__DATA FOR REVIEW__.

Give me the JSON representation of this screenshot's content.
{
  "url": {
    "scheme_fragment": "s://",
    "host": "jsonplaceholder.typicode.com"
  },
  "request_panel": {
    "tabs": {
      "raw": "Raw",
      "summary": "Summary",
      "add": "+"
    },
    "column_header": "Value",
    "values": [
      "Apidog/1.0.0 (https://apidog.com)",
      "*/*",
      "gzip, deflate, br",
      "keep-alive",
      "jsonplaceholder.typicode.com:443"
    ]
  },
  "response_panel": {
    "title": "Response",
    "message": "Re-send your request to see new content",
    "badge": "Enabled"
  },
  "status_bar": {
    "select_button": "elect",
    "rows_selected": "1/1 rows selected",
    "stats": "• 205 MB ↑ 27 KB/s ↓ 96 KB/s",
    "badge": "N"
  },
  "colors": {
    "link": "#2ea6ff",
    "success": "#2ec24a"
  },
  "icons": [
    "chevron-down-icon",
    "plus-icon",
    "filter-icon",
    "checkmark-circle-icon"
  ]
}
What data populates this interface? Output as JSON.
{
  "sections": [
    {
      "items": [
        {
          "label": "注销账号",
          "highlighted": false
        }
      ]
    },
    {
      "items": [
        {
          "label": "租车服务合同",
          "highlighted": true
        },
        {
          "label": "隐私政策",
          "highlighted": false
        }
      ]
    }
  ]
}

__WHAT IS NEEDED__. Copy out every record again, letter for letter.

__ANSWER SPACE__.
Give me the JSON representation of this screenshot's content.
{
  "url": {
    "scheme_fragment": "s://",
    "host": "jsonplaceholder.typicode.com"
  },
  "request_panel": {
    "tabs": {
      "raw": "Raw",
      "summary": "Summary",
      "add": "+"
    },
    "column_header": "Value",
    "values": [
      "Apidog/1.0.0 (https://apidog.com)",
      "*/*",
      "gzip, deflate, br",
      "keep-alive",
      "jsonplaceholder.typicode.com:443"
    ]
  },
  "response_panel": {
    "title": "Response",
    "message": "Re-send your request to see new content",
    "badge": "Enabled"
  },
  "status_bar": {
    "select_button": "elect",
    "rows_selected": "1/1 rows selected",
    "stats": "• 205 MB ↑ 27 KB/s ↓ 96 KB/s",
    "badge": "N"
  },
  "colors": {
    "link": "#2ea6ff",
    "success": "#2ec24a"
  },
  "icons": [
    "chevron-down-icon",
    "plus-icon",
    "filter-icon",
    "checkmark-circle-icon"
  ]
}
What data populates this interface? Output as JSON.
{
  "sections": [
    {
      "items": [
        {
          "label": "注销账号",
          "highlighted": false
        }
      ]
    },
    {
      "items": [
        {
          "label": "租车服务合同",
          "highlighted": true
        },
        {
          "label": "隐私政策",
          "highlighted": false
        }
      ]
    }
  ]
}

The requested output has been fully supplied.